Now, the FPL agenda letter explains that the “term of the lease is now nearing the end of the term and we request direction for the use/disposition of the Hunt Branch Library. The lease continues on a month-to-month basis until the Library Board of Trustees and City Council provide further direction.”

In a series of posts about the Hunt Branch in 2013, The Rag expressed dismay about its closure, and some skepticism that it would ever open again as a library. (The Beginning of the End of the Hunt). Retired City Manager Chris Meyer, who now serves on the Library Board of Trustees, was good enough to write into the blog and leave this comment below the first story:

March 29, 2013 at 12:04 pm

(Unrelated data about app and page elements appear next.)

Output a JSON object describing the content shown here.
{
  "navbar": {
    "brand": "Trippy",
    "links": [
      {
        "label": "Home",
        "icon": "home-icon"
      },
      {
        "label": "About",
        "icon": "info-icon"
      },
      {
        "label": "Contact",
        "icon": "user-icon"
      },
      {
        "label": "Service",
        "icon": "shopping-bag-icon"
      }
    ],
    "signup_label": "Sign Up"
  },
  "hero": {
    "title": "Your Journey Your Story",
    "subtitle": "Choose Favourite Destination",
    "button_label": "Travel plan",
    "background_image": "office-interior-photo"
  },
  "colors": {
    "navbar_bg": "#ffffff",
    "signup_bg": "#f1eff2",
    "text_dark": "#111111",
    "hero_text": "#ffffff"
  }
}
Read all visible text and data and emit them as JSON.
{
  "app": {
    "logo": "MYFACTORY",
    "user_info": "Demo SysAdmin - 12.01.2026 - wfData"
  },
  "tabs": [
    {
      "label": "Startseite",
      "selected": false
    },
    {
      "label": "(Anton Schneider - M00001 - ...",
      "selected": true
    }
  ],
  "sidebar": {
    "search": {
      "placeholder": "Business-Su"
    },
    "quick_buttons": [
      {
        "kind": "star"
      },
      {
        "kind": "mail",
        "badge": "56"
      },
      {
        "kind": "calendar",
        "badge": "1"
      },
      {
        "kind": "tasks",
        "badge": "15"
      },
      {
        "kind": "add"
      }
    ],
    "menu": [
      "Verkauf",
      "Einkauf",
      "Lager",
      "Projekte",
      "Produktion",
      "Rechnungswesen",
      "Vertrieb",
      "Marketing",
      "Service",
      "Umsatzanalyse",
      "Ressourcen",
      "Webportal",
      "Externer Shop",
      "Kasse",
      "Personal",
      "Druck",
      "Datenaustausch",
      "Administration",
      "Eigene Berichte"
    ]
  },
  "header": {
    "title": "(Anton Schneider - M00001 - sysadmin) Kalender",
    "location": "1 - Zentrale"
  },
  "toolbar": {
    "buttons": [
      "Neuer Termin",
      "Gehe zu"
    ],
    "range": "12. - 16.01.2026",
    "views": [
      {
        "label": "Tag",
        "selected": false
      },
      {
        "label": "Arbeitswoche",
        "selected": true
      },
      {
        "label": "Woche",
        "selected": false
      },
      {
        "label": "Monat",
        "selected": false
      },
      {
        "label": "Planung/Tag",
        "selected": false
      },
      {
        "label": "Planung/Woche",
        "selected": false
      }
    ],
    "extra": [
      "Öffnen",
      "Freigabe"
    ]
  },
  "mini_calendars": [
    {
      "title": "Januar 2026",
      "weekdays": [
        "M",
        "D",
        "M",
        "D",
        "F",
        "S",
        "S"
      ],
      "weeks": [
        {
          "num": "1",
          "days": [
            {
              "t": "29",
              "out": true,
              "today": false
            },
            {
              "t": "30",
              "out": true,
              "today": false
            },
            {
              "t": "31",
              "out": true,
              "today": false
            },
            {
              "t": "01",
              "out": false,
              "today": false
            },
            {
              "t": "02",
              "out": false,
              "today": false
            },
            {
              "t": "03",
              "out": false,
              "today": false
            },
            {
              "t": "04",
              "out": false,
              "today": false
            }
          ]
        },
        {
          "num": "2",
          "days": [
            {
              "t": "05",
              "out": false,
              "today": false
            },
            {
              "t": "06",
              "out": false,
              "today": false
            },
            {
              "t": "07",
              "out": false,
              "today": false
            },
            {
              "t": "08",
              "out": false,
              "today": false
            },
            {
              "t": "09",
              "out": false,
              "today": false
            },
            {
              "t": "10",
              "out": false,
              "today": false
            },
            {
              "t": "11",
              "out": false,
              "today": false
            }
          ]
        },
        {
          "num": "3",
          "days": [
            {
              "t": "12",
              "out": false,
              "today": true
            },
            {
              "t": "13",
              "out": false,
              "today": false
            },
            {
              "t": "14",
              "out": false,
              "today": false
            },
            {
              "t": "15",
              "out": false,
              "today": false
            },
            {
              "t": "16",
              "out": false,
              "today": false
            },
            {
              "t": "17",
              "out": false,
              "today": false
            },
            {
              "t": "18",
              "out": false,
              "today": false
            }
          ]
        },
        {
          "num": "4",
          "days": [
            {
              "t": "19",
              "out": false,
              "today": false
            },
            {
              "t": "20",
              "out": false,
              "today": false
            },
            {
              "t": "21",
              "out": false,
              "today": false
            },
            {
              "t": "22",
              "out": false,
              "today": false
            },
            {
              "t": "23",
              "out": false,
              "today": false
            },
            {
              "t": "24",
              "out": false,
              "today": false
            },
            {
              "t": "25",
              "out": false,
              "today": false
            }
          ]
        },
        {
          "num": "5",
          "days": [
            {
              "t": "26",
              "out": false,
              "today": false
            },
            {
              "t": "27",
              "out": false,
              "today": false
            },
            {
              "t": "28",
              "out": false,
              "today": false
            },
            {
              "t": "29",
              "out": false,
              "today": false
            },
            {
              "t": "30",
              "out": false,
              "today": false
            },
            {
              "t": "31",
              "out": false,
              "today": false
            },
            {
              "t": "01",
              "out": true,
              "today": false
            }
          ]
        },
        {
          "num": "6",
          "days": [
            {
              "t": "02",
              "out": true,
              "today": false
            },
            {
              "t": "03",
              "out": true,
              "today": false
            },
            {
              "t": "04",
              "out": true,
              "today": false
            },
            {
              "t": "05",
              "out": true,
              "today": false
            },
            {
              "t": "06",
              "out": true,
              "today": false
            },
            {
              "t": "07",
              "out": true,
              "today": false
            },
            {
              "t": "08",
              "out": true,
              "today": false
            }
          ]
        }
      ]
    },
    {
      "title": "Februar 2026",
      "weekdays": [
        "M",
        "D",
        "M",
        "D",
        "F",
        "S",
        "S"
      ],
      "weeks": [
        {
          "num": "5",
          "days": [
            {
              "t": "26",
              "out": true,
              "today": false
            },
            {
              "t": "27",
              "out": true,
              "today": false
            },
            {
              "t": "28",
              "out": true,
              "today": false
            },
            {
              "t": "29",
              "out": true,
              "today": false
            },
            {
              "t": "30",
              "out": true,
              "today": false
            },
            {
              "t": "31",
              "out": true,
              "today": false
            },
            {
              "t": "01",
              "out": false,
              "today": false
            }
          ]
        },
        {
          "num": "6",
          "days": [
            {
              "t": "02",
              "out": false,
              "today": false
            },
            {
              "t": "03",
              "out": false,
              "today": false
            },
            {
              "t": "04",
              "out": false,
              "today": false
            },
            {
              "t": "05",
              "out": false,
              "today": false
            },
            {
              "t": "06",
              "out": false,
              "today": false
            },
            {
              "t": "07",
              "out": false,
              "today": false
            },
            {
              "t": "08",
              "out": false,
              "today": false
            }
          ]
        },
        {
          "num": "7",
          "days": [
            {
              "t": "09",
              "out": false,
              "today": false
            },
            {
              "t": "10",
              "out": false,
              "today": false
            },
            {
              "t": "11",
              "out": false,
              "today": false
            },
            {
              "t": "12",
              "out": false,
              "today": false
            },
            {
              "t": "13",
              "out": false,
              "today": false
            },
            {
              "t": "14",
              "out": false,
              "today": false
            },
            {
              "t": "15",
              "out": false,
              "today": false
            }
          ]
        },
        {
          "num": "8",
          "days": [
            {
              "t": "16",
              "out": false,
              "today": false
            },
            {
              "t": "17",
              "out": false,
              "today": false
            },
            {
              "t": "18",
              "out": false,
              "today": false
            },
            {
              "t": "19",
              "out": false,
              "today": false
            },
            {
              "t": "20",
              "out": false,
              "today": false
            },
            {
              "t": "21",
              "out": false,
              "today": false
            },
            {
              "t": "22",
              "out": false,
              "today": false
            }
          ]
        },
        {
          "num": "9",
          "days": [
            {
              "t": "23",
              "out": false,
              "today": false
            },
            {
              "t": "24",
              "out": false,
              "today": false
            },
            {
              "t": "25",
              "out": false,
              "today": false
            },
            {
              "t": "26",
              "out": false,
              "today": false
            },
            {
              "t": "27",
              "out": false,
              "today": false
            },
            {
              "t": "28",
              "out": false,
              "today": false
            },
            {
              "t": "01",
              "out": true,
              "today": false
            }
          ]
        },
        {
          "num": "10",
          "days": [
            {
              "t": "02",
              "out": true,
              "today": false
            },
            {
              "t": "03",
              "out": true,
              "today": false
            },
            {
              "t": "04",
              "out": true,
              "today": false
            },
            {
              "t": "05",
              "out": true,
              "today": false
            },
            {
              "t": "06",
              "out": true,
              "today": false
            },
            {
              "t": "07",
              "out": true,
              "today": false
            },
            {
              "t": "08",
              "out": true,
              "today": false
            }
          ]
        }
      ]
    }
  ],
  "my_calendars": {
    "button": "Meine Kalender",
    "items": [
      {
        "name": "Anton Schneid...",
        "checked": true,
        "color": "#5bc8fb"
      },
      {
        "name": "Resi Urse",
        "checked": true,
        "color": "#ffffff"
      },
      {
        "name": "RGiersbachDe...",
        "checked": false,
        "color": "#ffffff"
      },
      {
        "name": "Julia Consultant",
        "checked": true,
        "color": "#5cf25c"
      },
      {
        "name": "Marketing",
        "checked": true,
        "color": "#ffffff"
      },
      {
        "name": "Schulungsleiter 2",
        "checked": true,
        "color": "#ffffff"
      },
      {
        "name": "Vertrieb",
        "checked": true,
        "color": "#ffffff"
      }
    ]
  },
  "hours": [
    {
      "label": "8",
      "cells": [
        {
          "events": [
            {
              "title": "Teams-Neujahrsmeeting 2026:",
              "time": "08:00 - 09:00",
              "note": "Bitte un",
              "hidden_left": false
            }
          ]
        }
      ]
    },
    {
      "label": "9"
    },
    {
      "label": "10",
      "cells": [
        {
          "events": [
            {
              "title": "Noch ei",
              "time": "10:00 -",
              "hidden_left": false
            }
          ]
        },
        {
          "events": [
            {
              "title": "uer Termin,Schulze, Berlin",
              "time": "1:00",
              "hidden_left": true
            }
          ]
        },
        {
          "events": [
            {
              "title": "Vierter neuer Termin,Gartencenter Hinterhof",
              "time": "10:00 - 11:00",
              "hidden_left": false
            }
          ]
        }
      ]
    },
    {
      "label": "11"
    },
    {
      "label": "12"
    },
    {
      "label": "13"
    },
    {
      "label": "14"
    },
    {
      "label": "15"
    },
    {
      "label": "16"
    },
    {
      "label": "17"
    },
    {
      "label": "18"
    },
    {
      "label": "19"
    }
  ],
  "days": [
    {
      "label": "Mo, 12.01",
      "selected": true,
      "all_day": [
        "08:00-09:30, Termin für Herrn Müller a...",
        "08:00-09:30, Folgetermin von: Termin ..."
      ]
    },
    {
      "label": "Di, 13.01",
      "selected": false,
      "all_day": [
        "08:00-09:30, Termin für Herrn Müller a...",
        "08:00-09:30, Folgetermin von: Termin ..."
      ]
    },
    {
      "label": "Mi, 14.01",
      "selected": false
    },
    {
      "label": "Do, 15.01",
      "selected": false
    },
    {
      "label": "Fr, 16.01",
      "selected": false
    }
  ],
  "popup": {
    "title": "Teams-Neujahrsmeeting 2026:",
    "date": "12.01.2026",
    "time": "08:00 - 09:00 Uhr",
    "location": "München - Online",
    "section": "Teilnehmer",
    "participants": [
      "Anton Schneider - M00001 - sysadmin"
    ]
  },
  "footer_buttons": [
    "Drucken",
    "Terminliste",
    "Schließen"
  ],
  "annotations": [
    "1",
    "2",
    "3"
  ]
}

This is not the beginning of the end for Hunt . Rather, it is the first step in getting back control of a City facility that has suffered from budget cuts, a hard to find location, a hostile, and unsafe environment, and a need for its role in the community to be redefined, and funded accordingly. The Norton Simon Foundation has released its reverter clause in the gift deed, and the facility is now unfettered by its requirement to solely be a library, which opens up a wide range of services, including a library, and media access center, and whatever the community needs. It is my belief that after the homeless issue at the branch is addressed, and the City’s budget recovers, there will be an opportunity for a renaissance of the facility, and the adjacent park. To that end the Daltons, and Fullerton Heritage will be working to add the branch, and the main building on the Grace Ministries campus to the National Register to protect these significant architectural structures designed by William Pierra (sic), as part of the City’s rich cultural history. This is not the beginning of the end, but rather the start of a new, and much more diverse role for Hunt in the southwest community.

Chris Meyer

Fullerton City Manager, Ret.

Mr. Meyer’s contention that the Hunt is hard to find is open to debate. The facility is easily reached from Valencia Ave., where many underserved children live in apartments that line the street. However, his comment does express hope that the Hunt may find a new use that serves the community. The Rag and its readers await today’s meeting to find out whether or not the Library Board of Trustees still believes the Hunt Branch will enjoy the “opportunity for a renaissance” Mr. Meyer offered, or will recommend handing it over to a church instead.